3. Promotion of a New Type of International Cooperation.  Eradication of poverty poses the most severe challenge for mankind. The Millennium Declaration has provided a series of goals in this regard.  Realities of globalization have proved that, on the one hand, to really realize the goals of development and poverty eradication, efforts made by national governments are crucial, which include the adoption of a sound macro-economic policy and the enhancement of democratic decision-making as well as the encouragement of participation by civil society.  On the other, international cooperation should also be stepped up, so as to create a favourable international environment, which means, among other things, the establishment of real partnerships among donor countries, developing countries, the UN system, multilateral economic institutions, and the private sector as well as civil society.  For this purpose, developed countries should further open their markets to developing countries, help the latter to build up their capacity, manage as early as possible to push official development aid up to 0.7% of their GNP as promised, and find a comprehensive and effective solution to the issue of developing countries' external debts.  International aid agencies should enter into full cooperation with developing countries when providing assistance to them, ensuring that relevant policies and conditions apply effectively in the latter.  The WTO should make the concerns of developing countries as the focus of the next round of its multilateral trade negotiations.  The international community should also take concrete measures to get rid of the digital divide between developed and developing countries, enabling developing countries to have full access to information technology for their development and poverty eradication efforts.  

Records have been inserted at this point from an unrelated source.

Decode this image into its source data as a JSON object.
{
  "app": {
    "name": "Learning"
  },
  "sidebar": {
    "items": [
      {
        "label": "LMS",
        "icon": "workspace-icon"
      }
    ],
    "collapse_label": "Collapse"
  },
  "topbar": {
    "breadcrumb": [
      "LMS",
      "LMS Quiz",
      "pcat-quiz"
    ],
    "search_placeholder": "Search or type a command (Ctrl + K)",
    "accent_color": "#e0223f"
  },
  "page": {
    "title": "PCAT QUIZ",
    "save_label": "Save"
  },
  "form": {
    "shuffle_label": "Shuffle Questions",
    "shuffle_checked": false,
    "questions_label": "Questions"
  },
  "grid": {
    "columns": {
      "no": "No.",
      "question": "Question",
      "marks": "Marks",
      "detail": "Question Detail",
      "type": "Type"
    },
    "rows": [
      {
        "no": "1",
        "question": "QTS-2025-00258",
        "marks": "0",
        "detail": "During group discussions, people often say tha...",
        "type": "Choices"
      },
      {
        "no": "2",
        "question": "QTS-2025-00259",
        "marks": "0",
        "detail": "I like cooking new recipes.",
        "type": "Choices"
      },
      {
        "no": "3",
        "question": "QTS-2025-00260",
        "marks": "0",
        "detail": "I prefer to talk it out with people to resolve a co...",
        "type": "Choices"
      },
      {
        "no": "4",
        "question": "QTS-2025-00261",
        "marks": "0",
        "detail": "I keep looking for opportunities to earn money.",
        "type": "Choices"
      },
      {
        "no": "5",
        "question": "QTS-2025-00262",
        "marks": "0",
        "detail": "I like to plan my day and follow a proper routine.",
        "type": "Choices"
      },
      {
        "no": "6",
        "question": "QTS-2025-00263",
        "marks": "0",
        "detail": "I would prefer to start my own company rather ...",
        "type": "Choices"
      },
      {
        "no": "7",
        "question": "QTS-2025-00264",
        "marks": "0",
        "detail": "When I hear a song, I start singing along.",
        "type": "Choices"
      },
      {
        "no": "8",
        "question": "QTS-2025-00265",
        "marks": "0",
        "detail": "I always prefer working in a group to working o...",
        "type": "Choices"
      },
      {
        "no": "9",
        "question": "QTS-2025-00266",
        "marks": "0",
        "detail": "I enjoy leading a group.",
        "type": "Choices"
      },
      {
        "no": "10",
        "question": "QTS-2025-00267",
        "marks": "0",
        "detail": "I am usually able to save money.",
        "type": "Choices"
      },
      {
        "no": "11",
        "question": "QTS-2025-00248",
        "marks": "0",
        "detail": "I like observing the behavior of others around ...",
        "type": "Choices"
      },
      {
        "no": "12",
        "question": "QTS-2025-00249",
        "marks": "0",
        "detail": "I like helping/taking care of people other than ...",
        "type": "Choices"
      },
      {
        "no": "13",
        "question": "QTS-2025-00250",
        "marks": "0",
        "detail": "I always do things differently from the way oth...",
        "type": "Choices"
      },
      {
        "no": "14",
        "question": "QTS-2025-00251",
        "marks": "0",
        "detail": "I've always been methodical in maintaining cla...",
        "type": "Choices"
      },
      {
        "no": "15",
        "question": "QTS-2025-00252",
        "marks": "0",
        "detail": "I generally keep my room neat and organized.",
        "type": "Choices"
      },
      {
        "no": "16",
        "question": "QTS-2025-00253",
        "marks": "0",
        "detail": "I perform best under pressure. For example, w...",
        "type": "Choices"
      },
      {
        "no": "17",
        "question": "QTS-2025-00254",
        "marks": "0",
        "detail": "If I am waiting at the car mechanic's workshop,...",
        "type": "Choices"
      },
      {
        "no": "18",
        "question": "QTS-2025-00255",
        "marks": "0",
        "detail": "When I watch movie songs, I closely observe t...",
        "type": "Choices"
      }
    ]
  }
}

4. Choice of One's Own Road to Development.   Developing countries vary in the level of development and many other things.  And the differences between them as a whole and developed countries are even more striking.  Therefore, one important condition for their development and integration into the world economy is to choose a road to development that is suitable to their national conditions.  Developed countries should respect this reality and refrain themselves from forcing their own economic as well as social standards and development models, which are the result of hundreds of years of hard work, upon developing countries that are still at a backward level.  Multilateral development aid agencies should, when offering policy recommendations to a recipient country, thoroughly study the latter's domestic situation and fully respect its choice of development road and avoid imposing upon that country development models or conditions for aid that are not suitable to it.  Only by doing so can the latter's development be really improved while attaining ideal result of assistance.  There is no lack of examples of success in this field, the UN should undertake a careful review of work in this regard and spread good experiences step by step.  
Mr. Chairman,
China's great economic success during the past 20 years' reform and open process is attributable, most importantly, to the road of development that it has chosen and stayed on, which is suitable to China's national conditions.  Of course, we still face a lot of difficulties and tremendous pressure.  However, to go on with the reforms, work to better people's livelihood and establish a more democratic and prosperous society remain our goals as always.  With a population of more than 1.2 billion, China offers to other countries of the world a big market and more opportunities for cooperation in the fields of economy, trade, science and technology, which in itself is a big contribution to prosperity and development in the whole world.  Dedicated to domestic economic development, we are also ready to promote international cooperation, including South-South cooperation.  In mid-October this year, the Ministerial Meeting of Sino-African Forum on Cooperation will be held in Beijing.  The Chinese side and some African countries concerned have done a great deal of good preparation for this meeting.  We are confident that it will be a very useful exploration effort for promoting South-South cooperation.

Thank you, Mr. Chairman.
Suggest to a friend